For Rachael Denhollander, fighting for change means being on the road.
She’s given commencement speeches. She spoke at Harvard. And she spends some of her time speaking to the community that means the most to her: her church community.
Rachael and her husband are Reformed Baptists, but Rachael’s message is non-denominational.
Last May, on a warm, sunny evening, she visited New City Fellowship in Grand Rapids, Michigan.
Rachael’s message isn’t a pretty one, necessarily.
She wants people to be radically honest about abuse. To be willing to have difficult, uncomfortable conversations in their own communities. The kinds of conversations that can put relationships or jobs at risk.
Don’t just focus on the parts of her story that feel nice, she says.
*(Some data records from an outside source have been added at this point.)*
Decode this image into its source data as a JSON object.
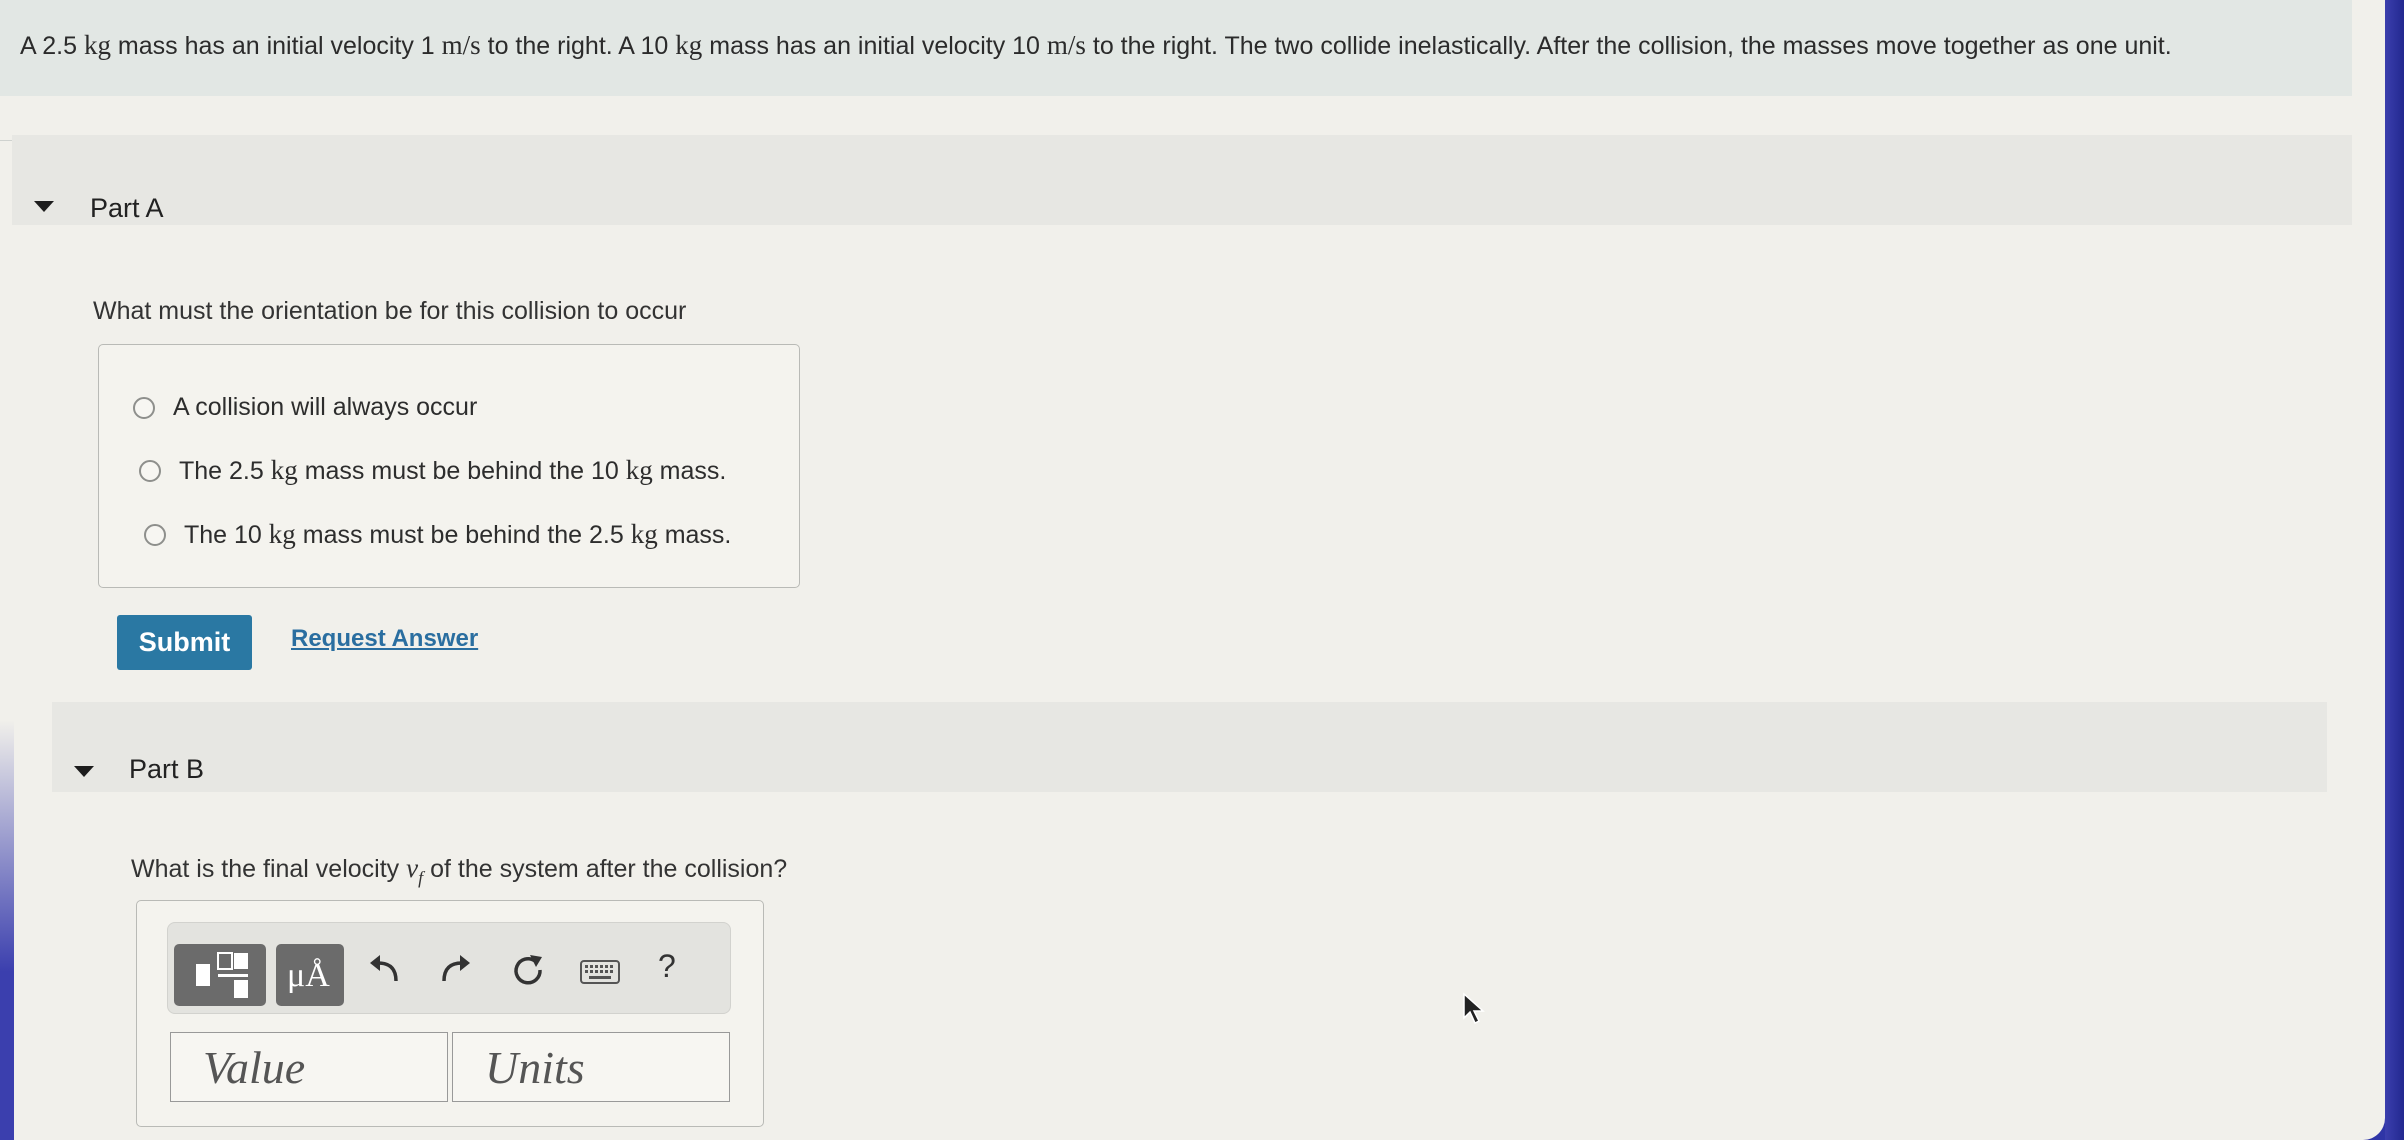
{
  "problem": {
    "t1": "A 2.5",
    "u_kg1": "kg",
    "t2": "mass has an initial velocity 1",
    "u_ms1": "m/s",
    "t3": "to the right.  A 10",
    "u_kg2": "kg",
    "t4": "mass has an initial velocity 10",
    "u_ms2": "m/s",
    "t5": "to the right.  The two collide inelastically.  After the collision, the masses move together as one unit."
  },
  "part_a": {
    "title": "Part A",
    "question": "What must the orientation be for this collision to occur",
    "choices": [
      {
        "text": "A collision will always occur"
      },
      {
        "pre": "The 2.5",
        "u1": "kg",
        "mid": "mass must be behind the 10",
        "u2": "kg",
        "post": "mass."
      },
      {
        "pre": "The 10",
        "u1": "kg",
        "mid": "mass must be behind the 2.5",
        "u2": "kg",
        "post": "mass."
      }
    ],
    "submit_label": "Submit",
    "request_label": "Request Answer"
  },
  "part_b": {
    "title": "Part B",
    "question_pre": "What is the final velocity",
    "var": "v",
    "var_sub": "f",
    "question_post": "of the system after the collision?",
    "toolbar": {
      "units_label": "μÅ",
      "help_label": "?"
    },
    "value_placeholder": "Value",
    "units_placeholder": "Units"
  },
  "icons": {
    "collapse_a": "caret-down-icon",
    "collapse_b": "caret-down-icon",
    "templates": "fraction-template-icon",
    "undo": "undo-icon",
    "redo": "redo-icon",
    "reset": "reset-icon",
    "keyboard": "keyboard-icon"
  },
  "colors": {
    "accent": "#2a78a3",
    "link": "#2a6ea0",
    "problem_bar": "#e2e7e4"
  }
}
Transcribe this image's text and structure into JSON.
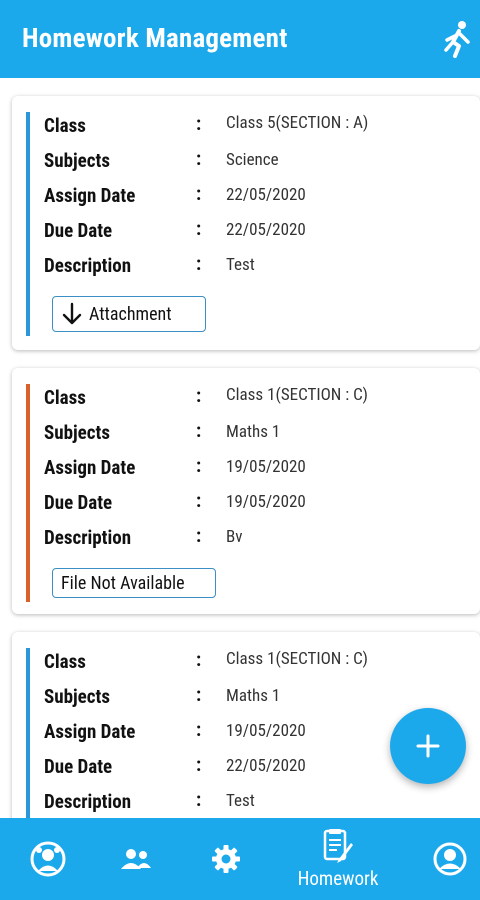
{
  "app": {
    "title": "Homework Management"
  },
  "icons": {
    "logout": "runner-exit-icon",
    "add": "plus-icon",
    "attachment": "download-arrow-icon",
    "nav_dashboard": "kid-face-icon",
    "nav_students": "people-icon",
    "nav_settings": "gear-icon",
    "nav_homework": "document-pen-icon",
    "nav_profile": "profile-icon"
  },
  "colors": {
    "primary": "#1ca9ec",
    "accent_blue": "#2a97d6",
    "accent_orange": "#d9622a"
  },
  "labels": {
    "class": "Class",
    "subjects": "Subjects",
    "assign_date": "Assign Date",
    "due_date": "Due Date",
    "description": "Description",
    "colon": ":"
  },
  "homework": [
    {
      "class": "Class 5(SECTION : A)",
      "subjects": "Science",
      "assign_date": "22/05/2020",
      "due_date": "22/05/2020",
      "description": "Test",
      "button": "Attachment"
    },
    {
      "class": "Class 1(SECTION : C)",
      "subjects": "Maths 1",
      "assign_date": "19/05/2020",
      "due_date": "19/05/2020",
      "description": "Bv",
      "button": "File Not Available"
    },
    {
      "class": "Class 1(SECTION : C)",
      "subjects": "Maths 1",
      "assign_date": "19/05/2020",
      "due_date": "22/05/2020",
      "description": "Test"
    }
  ],
  "nav": {
    "active_label": "Homework"
  }
}
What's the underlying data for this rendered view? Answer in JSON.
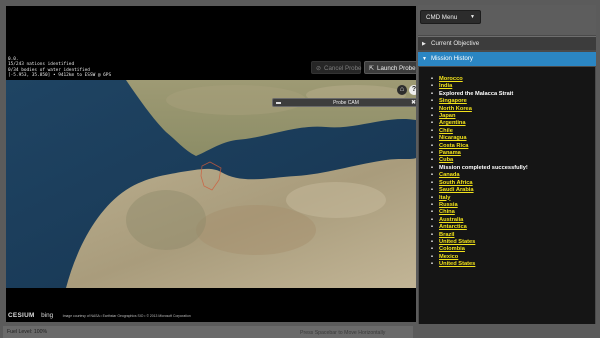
{
  "hud": {
    "lines": [
      "0.0.",
      "15/243 nations identified",
      "0/34 bodies of water identified",
      "[-5.953, 35.850] • 9412km to ESSW @ 6PS"
    ]
  },
  "controls": {
    "cancel_probe": "Cancel Probe",
    "launch_probe": "Launch Probe",
    "home_icon": "home-icon",
    "help_label": "?"
  },
  "probe_cam": {
    "title": "Probe CAM",
    "close": "✖"
  },
  "credits": {
    "logo": "CESIUM",
    "bing": "bing",
    "text": "Image courtesy of NASA • Earthstar Geographics SIO • © 2013 Microsoft Corporation"
  },
  "status": {
    "fuel": "Fuel Level: 100%",
    "hint": "Press Spacebar to Move Horizontally"
  },
  "panel": {
    "cmd_menu": "CMD Menu",
    "current_objective": "Current Objective",
    "mission_history": "Mission History",
    "history": [
      {
        "text": "Morocco",
        "link": true
      },
      {
        "text": "India",
        "link": true
      },
      {
        "text": "Explored the Malacca Strait",
        "link": false
      },
      {
        "text": "Singapore",
        "link": true
      },
      {
        "text": "North Korea",
        "link": true
      },
      {
        "text": "Japan",
        "link": true
      },
      {
        "text": "Argentina",
        "link": true
      },
      {
        "text": "Chile",
        "link": true
      },
      {
        "text": "Nicaragua",
        "link": true
      },
      {
        "text": "Costa Rica",
        "link": true
      },
      {
        "text": "Panama",
        "link": true
      },
      {
        "text": "Cuba",
        "link": true
      },
      {
        "text": "Mission completed successfully!",
        "link": false
      },
      {
        "text": "Canada",
        "link": true
      },
      {
        "text": "South Africa",
        "link": true
      },
      {
        "text": "Saudi Arabia",
        "link": true
      },
      {
        "text": "Italy",
        "link": true
      },
      {
        "text": "Russia",
        "link": true
      },
      {
        "text": "China",
        "link": true
      },
      {
        "text": "Australia",
        "link": true
      },
      {
        "text": "Antarctica",
        "link": true
      },
      {
        "text": "Brazil",
        "link": true
      },
      {
        "text": "United States",
        "link": true
      },
      {
        "text": "Colombia",
        "link": true
      },
      {
        "text": "Mexico",
        "link": true
      },
      {
        "text": "United States",
        "link": true
      }
    ]
  },
  "colors": {
    "accent": "#2b86c3",
    "link": "#f2e21b",
    "sea": "#1b3b5a",
    "land": "#b3a88a"
  }
}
Like how she offered Larry Nassar forgiveness at his sentencing.
“I found it very interesting that when I gave my victim impact statement, I delved deeply into the idea of God’s wrath and the pursuit of justice,” she told the congregation. “In fact, at that point I had dedicated a year and a half of solid, daily effort in the pursuit of justice at great personal cost to myself and my family. And yet, every single evangelical outlet that published or commented on any part of my statement discussed how Godly it was to offer forgiveness, but not one that I saw discussed how Godly it was to pursue justice.”
She told this congregation: God calls on you, as Christians, to speak up for the defenseless. To not hide or bury sexual abuse. To support victims who come forward.
After the speech, Rachael stood at the front of the church, greeting people, one at a time. There was a line all the way to the back of the church.
And this eight-month pregnant, superstar of a woman stood there for more than an hour. Shaking hands, hugging fellow survivors, listening patiently as people thanked her and shared their own stories of abuse or their own despair.
Rachael’s mom, Camille Moxin, sat nearby, watching her daughter. Camille said that at this point in this whole ordeal, things are a little easier — but then she stopped herself.
“Easier is probably not the right word to use,” she said. “I’m trying to think of what the right word would be.”
She thought for a moment.
“Yeah, I don’t know what that word would be because easier is not it.
But … it’s good to see it being able to be used for good.”
And at the end of the day, that’s what these women and girls want. For some part of this to be used for good.